Editor’s note: In a three-part series, Morrison explores the consumerist-led disruption of conventional health care. The first part defined consumerism and showed how health plans are becoming more consumer friendly. The second part focused on the case of Florida Blue, a plan that helps consumers understand their insurance and make informed choices. This final part offers lessons from that case for health care strategy.

The case for Florida Blue provides insights on the rapidly changing field of consumerism in health. It also spurred me to think about where we are headed with consumerism in health. My takeaways: 

Meet people in their lives. Florida Blue is meeting people in their lives, in retail environments and on-line, with services and support, and with navigation tools that enhance the overall health care consumer experience.

Make the complex simple. Health care is complex; it needs to be made more simple. And even if we have simpler designs, we need to build better support tools for consumers that may involve more retail handholding and decision support. Health insurance is a complex product, and even tech-savvy Millennials struggle with it. Indeed, a recent Aon Consumer Survey found 41 percent of Millennials say: “I have stopped trying to figure out what I should pay for medical services and just pay the bill when it comes.”

Believe that scale and local market penetration matter. Insurers with significant market share in local markets, such as regional Blues plans, can have significant influence on provider systems and population health in their geography. Powerful local plans have an opportunity to set the standards and change the rules of engagement for the entire local health system.


 Use multiple channels. Consumers, even Millennials, are not all digital all the time. Sometimes we need a little real help, face to face.

Expect that technology and policy will expand consumer-facing digital services. Recent policy and technology changes such as Fast Healthcare Interoperability Resource (FHIR) standards, open Application Programming Interfaces (APIs) and Blockchain tools are all likely to promote interoperability and create a rich and rapidly evolving environment of consumer-facing digital offerings. This new frontier is not without challenges, such as cybersecurity, data privacy and the potential for fraud and abuse; but overall, we will see an acceleration in the number, range and hopefully the quality of digitally enabled, consumer-facing solutions. Expect continued competition and disruption in this space. 

Admit that navigation tools need work. In the early 2000s we asked a series of questions in Harris Interactive Surveys about consumers’ use of report cards on health plans, hospitals and doctors. We asked: Are you aware of them, do you ever use the report card, and did you actually make a change on the basis of the report card? We did the surveys every year for 10 years, and the square root of zero humans ever changed a decision based on the report card (actually 1 percent). I am sure it’s better now (we’ll check this year). Consumers do want information to make comparisons on cost and quality of plans, providers and treatment options; but we need to get better in consumer decision support. 

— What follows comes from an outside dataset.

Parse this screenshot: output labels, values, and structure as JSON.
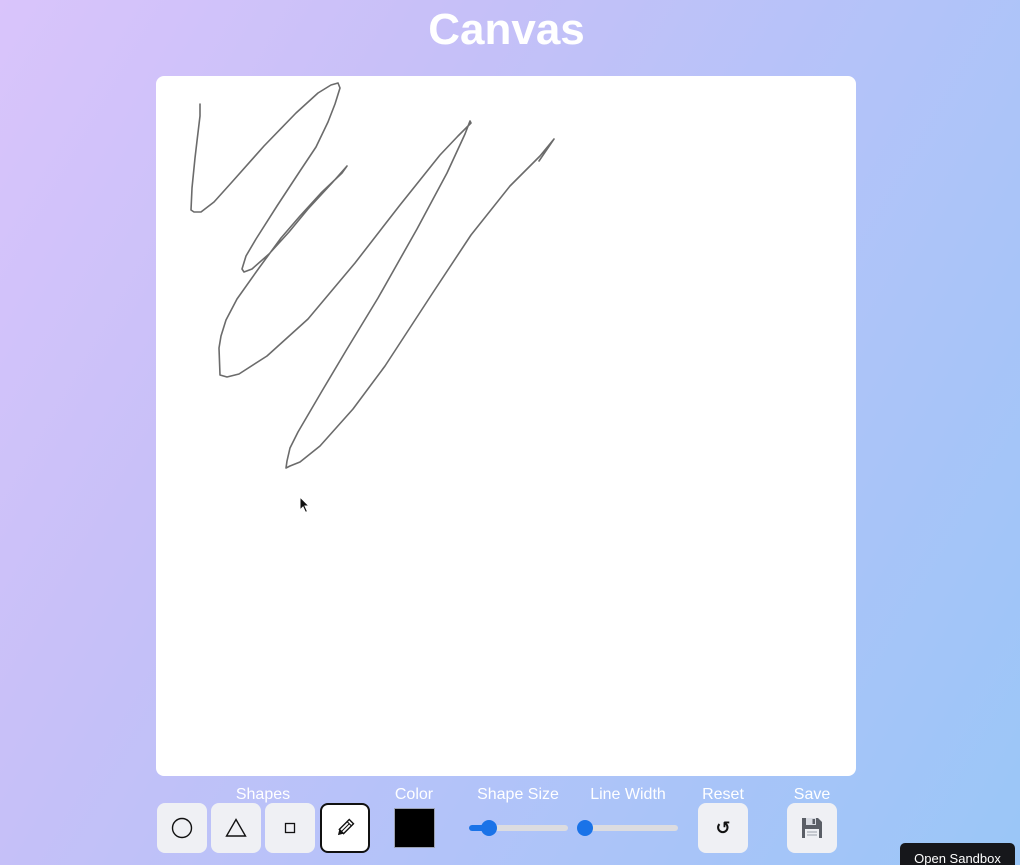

Make more offerings free. Great consumer service brands such as Google and Facebook are popular partly because they are free. (Actually not really free, since we users are getting bombarded with commercial messages as we surf, post and like.) In health insurance, there are actually some free or close to free offerings, such as Medicaid, zero premium Medicare Advantage and highly subsidized exchange offerings. But generally, health insurance carries a consumer cost that is more visible and economically painful every year. We may not all get to free, but the ultimate goal is to get health insurance and health care affordable for all concerned. Let’s work on that.

Ian Morrison is an author, consultant and futurist based in Menlo Park, Calif. He is also a regular contributor to AHA Today. The opinions expressed by the author do not necessarily reflect the policy of the American Hospital Association.